8. Spain settled America before England did. So why is the United States an English-speaking nation, rather than a Spanish speaking one?
In the areas where Spain did settle the population is mainly Spanish speaking. Spain didn't settle much of the North American continent above the 30th parallel.
- Ditto: failure to follow directions.
Honors Questions (answer any 3)
H1. Learning from the experience of the early settlements and colonies, how might our homeschooling community improve today?
By not allowing children to be spoonfed information to be belched back via rote memory but instill in us the love of learning for its own sake, only then can we be assured that the children so taught will be out and about educating themselves, with the proper nurturing and mentoring those adults around them can provide.
- Colorful answer but your point is unclear. One point.
H2. Was it expensive to establish a colony? If so, who paid for it?
In many ways the establishment of a colony was the least expensive way to deal with those unhappy with the status quo. "The Puritans are unhappy with the way we've been treating them? Tell them 'There's always New England!' that they can go to!"
- Interesting argument, but doubt it was less expensive than telling unhappy citizens to shut up.
H3. Pick out any mystery of your choice prior to or during this period, such as whether "triangular trade" really existed or why the "Lost Colony" failed, and discuss it. Some examples are at:
H4. Identify one or more colonies for which the King of England revoked their charters and retook control over them. Why?

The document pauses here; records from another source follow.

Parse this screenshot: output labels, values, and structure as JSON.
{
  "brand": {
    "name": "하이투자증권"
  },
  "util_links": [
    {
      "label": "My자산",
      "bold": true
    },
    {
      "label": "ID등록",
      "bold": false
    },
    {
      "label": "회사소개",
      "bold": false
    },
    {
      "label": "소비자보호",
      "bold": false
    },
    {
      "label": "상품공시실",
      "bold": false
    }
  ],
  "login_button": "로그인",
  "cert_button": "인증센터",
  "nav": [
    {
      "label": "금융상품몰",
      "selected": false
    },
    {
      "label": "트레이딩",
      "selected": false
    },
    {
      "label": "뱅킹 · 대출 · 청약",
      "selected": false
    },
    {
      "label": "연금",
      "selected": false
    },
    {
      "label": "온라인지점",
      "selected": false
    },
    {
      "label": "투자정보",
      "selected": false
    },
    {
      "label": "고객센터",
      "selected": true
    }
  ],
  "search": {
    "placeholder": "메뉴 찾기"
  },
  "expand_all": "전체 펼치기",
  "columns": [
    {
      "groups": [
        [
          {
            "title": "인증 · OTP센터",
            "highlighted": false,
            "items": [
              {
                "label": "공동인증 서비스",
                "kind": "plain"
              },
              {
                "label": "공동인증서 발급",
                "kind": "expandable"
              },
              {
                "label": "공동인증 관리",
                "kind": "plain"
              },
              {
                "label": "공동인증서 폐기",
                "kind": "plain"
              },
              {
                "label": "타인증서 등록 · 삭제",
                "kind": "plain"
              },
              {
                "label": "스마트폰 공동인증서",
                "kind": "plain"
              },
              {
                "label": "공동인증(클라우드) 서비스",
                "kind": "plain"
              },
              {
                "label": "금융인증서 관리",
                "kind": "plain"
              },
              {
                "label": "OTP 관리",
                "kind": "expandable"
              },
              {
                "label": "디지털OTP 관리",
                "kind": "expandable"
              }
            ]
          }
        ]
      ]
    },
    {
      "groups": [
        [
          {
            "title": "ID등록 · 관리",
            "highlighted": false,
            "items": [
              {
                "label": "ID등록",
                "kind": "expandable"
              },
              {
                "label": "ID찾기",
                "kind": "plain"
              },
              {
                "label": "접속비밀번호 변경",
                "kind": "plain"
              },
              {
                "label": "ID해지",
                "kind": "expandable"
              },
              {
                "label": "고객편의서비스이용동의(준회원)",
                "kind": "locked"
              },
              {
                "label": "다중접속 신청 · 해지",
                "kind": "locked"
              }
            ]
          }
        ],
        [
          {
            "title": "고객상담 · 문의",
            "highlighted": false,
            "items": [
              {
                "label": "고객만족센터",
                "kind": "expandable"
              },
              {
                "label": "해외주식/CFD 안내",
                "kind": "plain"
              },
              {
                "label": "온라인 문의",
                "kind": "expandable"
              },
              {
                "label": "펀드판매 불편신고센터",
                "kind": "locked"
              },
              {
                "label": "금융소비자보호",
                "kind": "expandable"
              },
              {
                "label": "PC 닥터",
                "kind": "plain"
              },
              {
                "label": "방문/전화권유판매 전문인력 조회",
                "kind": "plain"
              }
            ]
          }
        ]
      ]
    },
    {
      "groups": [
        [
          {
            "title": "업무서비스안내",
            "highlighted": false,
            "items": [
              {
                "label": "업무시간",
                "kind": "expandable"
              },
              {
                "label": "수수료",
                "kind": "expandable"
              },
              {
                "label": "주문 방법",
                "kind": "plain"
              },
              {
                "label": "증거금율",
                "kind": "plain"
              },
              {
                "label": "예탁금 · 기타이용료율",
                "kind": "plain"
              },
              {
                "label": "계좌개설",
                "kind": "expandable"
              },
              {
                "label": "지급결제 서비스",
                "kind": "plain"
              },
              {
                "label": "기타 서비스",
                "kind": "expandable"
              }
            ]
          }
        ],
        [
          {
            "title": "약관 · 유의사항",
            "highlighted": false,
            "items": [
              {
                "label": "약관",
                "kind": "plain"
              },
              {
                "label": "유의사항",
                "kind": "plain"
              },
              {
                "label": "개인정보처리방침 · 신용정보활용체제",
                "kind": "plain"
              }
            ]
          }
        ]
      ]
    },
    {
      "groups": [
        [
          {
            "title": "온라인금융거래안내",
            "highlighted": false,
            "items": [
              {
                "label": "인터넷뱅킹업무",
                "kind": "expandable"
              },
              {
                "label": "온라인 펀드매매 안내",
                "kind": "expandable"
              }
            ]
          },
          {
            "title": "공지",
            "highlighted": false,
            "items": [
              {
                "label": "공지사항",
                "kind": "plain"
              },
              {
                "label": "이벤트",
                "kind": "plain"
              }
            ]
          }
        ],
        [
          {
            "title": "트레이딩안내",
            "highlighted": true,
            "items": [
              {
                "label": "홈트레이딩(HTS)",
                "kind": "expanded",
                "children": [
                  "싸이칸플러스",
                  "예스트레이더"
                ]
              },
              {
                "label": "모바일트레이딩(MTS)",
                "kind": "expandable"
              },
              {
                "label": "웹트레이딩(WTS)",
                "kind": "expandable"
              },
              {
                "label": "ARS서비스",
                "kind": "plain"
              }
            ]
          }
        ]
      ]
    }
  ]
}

H5. Discuss any of the debate or discussion topics from the lecture.
- Grade 12/90. Keep trying and you should improve.--Andy Schlafly 20:30, 12 February 2011 (EST)